Officers found Rodger dead of an apparently self-inflicted gunshot wound. In his car were three legally purchased semiautomatic guns, two Sig Sauers and a Glock, and more than 400 rounds of unspent ammunition, Brown said.
He told CBS that there was no evidence Rodger had ever been institutionalized or committed for an involuntary hold of any kind, situations that could have prohibited him from legally buying guns.
The incident follows U.S. mass shootings at schools, shopping malls and military bases. The deadliest U.S. mass shooting in modern times was in 2007 when a student at Virginia Tech killed 32 people.
Christina Habas, a lawyer who represented victims and survivors of a 2012 mass shooting in a Denver-area cinema in lawsuits against Cinemark, said any lawsuits arising from the California shootings would face an uphill battle.
Since the shootings happened in such a public setting, there didn't appear to be any businesses or agencies that could be held responsible for failing to prevent the violence, she said.
Lee Kaplan, a Houston trial lawyer who has handled wrongful death cases, said any potential lawsuit would likely target those responsible for supplying the gunman with weapons and overlooking his violent tendencies.
"Even if they obtained them legally, he shouldn't have had access to weapons," said Kaplan, noting that possible defendants could range from the shooter's family members to dealers who may have provided him the guns.
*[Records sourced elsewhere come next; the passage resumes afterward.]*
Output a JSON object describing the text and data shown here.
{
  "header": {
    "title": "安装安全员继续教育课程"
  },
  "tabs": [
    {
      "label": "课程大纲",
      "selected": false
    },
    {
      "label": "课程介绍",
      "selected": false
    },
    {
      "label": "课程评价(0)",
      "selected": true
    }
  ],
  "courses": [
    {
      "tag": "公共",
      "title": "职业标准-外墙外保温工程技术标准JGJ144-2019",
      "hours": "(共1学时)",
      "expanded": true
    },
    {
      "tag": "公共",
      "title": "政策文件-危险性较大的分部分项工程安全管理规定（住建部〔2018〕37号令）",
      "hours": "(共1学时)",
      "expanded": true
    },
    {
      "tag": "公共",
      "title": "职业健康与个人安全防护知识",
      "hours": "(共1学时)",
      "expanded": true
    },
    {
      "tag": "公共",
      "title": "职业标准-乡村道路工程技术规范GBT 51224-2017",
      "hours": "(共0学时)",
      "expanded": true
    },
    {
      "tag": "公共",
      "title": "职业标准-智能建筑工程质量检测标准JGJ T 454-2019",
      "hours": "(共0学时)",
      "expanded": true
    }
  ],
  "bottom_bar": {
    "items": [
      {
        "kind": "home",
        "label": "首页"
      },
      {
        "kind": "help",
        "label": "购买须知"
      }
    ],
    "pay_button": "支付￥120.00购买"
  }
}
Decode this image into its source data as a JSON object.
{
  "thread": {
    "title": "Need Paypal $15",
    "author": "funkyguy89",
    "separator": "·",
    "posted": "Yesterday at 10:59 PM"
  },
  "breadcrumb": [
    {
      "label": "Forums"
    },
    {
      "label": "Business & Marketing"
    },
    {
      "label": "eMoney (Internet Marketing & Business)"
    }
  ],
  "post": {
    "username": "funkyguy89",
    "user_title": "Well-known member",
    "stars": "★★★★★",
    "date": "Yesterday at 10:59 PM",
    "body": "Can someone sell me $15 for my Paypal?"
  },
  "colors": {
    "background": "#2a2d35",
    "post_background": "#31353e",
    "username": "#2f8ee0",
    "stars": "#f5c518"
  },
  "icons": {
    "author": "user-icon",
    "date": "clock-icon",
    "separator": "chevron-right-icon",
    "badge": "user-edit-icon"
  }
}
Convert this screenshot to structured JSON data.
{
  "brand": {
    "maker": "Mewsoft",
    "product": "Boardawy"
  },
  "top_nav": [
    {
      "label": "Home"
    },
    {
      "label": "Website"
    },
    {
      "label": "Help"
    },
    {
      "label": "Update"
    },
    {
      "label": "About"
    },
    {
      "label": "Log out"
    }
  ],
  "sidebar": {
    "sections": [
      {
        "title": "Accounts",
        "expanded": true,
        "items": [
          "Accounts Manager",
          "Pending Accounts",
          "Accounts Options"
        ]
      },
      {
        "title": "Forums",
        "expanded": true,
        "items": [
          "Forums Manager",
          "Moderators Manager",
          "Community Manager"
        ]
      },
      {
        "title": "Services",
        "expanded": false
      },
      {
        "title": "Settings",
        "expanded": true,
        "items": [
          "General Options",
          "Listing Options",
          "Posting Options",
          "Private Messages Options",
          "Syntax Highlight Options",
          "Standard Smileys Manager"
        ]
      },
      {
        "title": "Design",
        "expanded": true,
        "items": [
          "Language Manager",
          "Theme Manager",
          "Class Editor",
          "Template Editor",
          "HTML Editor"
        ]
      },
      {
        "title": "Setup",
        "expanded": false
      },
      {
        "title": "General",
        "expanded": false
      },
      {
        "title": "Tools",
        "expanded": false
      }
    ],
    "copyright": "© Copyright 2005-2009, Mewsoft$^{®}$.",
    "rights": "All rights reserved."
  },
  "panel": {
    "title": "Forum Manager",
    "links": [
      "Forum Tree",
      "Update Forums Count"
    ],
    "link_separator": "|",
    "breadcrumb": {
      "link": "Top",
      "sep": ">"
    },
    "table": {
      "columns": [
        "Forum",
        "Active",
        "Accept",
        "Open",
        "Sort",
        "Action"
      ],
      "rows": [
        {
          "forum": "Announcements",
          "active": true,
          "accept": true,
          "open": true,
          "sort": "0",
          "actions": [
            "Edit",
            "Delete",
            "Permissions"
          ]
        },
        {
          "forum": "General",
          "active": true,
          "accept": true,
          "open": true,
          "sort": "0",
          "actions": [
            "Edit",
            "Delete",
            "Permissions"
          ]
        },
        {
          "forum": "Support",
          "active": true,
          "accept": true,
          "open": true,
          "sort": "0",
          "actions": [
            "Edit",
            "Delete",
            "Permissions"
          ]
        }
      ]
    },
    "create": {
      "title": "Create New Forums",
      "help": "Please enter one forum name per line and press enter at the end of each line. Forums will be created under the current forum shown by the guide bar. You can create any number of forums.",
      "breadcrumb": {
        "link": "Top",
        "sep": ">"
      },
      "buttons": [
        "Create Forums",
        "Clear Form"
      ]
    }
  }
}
(Additional reporting by Alex Dobuzinskis and Eric Kelsey in Los Angeles, Jim Loney in Washington and Casey Sullivan in New York; Writing by Cynthia Johnston; Editing by Sophie Hares, Andrea Ricci and Eric Walsh)